In addition to delighting your taste buds, finding creative uses for leftovers reduces food waste – good for your wallet and the planet!
10. Get Familiar with Your RV Kitchen
Have you bought a new RV or rented one that’s new to you? Before the trip, take some time to review the kitchen area and appliances. See what you have to work with and ensure you know how to operate everything. Consider what adjustments you may need to make to your food preparation and cooking habits.
You don’t want to find out on that first glorious morning of your trip that you don’t know how to work the built-in coffee maker – or start dinner that evening only to discover that the stove’s highest setting isn’t hot enough to deep fry your newly-caught fresh fish.
Plan and create menus in advance for the best experience with RV cooking. For trips longer than a week, consider making a one-week menu that repeats with some changes.
Batch-prepping ingredients, choosing simple recipes, and making creative use of convenience foods and leftovers will minimize the time, expense, and stress involved in cooking without sacrificing taste or variety.
Become familiar with your RV kitchen and be prepared to adapt your food preparation and cooking habits as needed. To ensure you have enough storage space, stock your RV with only the cooking vessels, utensils, spices, ingredients, and dinnerware required to carry out your menu plans.
RV meal planning and cooking ensure that you’ll have tasty meals that accommodate any allergies, are healthier than many restaurant options, and save money compared to eating out.

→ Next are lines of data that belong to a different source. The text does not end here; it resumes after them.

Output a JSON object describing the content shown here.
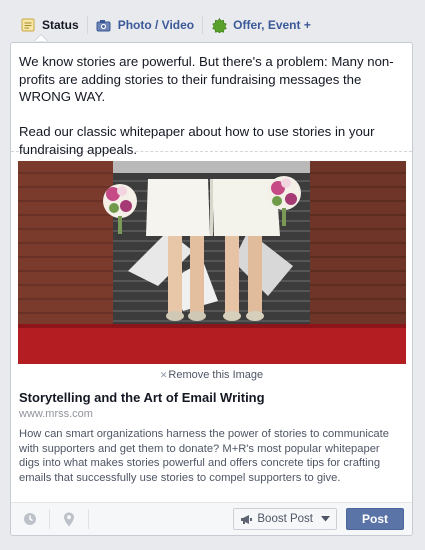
{
  "tabs": [
    {
      "label": "Status",
      "icon": "status-note-icon",
      "active": true
    },
    {
      "label": "Photo / Video",
      "icon": "camera-icon",
      "active": false
    },
    {
      "label": "Offer, Event +",
      "icon": "offer-star-icon",
      "active": false
    }
  ],
  "composer": {
    "status_text": "We know stories are powerful. But there's a problem: Many non-profits are adding stories to their fundraising messages the WRONG WAY.\n\nRead our classic whitepaper about how to use stories in your fundraising appeals."
  },
  "attachment": {
    "remove_label": "Remove this Image",
    "title": "Storytelling and the Art of Email Writing",
    "domain": "www.mrss.com",
    "description": "How can smart organizations harness the power of stories to communicate with supporters and get them to donate? M+R's most popular whitepaper digs into what makes stories powerful and offers concrete tips for crafting emails that successfully use stories to compel supporters to give."
  },
  "footer": {
    "boost_label": "Boost Post",
    "post_label": "Post",
    "icons": [
      "clock-icon",
      "location-pin-icon"
    ]
  },
  "colors": {
    "link_blue": "#3b5998",
    "post_button": "#5b74a8",
    "offer_green": "#5aa02c"
  }
}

Don’t let the stress or fear of meal planning stop you from getting out there and adventuring. Using the ten tips outlined above, you’ll have a far better food experience and may discover that you enjoy this aspect of RVing as much as the travel itself.
Leslie is a freelance travel and health/wellness writer who gets butterflies from telling stories and sharing information with readers across the globe. Her voice comes from a place filled with passion and dreams.
With over 10 years of experience in crafting words and years of embarking on travels that have taken this Montana girl to some incredible places, Leslie loves the adventures of both body and mind her writing takes her on.
To see what Leslie’s up to in the writing and design world, visit her website here.